It needs to be repeated again and again: There is an exceptionally short list of Nevada government entities that need more funding, even though every last one of them is clamoring for tax hikes. The state’s K-12 system is at the top of the list, and Nevada’s awful mental health care system is a close second. And improving mental health care in Nevada holds the promise of reducing costs for police, courts, jails and the overall health care system.
Southern Nevada’s cities and Clark County are not on the short list. They’ve done so little to address their overly generous and unsustainable personnel costs (besides increasing them further) that they’re unworthy of another cent of tax money.
That hasn’t stopped the Henderson City Council from calling for a property tax increase. Government leaders say that without more tax money, the city’s roads and infrastructure will begin to crumble.
Nonetheless, the City Council this week decided against putting a property tax increase before voters in next year’s low-turnout municipal election. (Perhaps because three council members will be on that very ballot?) Mayor Andy Hafen said he wants to see how the 2015 legislative session plays out, and that he wants more input from residents.
Perhaps Henderson taxpayers should come to Tuesday’s council meeting to share their thoughts on a tax increase. During that meeting, the council is expected to approve a two-year contract for all city employees represented by the Teamsters Local 14. The contract includes a 1 percent base wage increase retroactive to July 1, a lump-sum payment equal to 2 percent of their total pay for fiscal year 2014 (less any clothing allowance) and a 2 percent base wage increase effective July 1, 2015.

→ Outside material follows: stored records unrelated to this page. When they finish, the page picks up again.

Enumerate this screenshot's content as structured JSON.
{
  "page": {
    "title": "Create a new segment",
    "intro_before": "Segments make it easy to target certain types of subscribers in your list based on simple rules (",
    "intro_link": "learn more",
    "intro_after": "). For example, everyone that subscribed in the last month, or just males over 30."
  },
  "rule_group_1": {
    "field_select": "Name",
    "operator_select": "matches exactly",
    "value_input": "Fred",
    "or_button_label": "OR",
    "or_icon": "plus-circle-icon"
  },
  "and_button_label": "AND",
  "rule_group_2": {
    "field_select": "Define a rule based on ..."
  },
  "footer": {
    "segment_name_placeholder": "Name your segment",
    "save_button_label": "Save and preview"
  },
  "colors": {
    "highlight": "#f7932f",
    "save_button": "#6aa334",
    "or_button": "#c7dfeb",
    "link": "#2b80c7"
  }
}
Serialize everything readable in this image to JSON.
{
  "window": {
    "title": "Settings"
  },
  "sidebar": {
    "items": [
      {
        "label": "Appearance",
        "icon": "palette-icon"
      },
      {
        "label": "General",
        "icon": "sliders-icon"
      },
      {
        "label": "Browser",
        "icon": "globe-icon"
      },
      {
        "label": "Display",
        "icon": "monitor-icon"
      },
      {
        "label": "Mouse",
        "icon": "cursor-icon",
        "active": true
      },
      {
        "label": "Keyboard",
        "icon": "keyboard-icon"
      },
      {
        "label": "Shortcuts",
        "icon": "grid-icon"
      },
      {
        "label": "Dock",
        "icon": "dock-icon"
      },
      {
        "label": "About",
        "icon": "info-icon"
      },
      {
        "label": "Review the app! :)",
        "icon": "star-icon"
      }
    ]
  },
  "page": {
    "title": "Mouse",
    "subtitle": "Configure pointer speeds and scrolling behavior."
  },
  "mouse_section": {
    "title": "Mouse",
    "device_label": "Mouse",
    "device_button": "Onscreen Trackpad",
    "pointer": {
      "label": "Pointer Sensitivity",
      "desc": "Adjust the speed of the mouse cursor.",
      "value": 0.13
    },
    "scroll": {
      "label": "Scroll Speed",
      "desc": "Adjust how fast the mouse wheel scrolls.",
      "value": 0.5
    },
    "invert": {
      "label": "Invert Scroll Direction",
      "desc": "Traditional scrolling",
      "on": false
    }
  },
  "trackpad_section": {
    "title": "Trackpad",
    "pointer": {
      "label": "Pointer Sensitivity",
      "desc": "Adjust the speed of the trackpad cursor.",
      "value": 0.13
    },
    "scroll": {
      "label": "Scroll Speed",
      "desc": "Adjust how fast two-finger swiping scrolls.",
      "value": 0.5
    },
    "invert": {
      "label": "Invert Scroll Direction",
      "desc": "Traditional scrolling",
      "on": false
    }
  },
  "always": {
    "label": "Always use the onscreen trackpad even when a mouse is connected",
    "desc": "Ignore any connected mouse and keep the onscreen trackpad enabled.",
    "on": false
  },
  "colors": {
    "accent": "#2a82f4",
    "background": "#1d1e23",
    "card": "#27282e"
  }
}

No wonder Henderson can’t afford to fix roads and city buildings. The best-paid local government employees in Nevada keep getting pay raises.
The council is making the argument against a tax increase all by itself.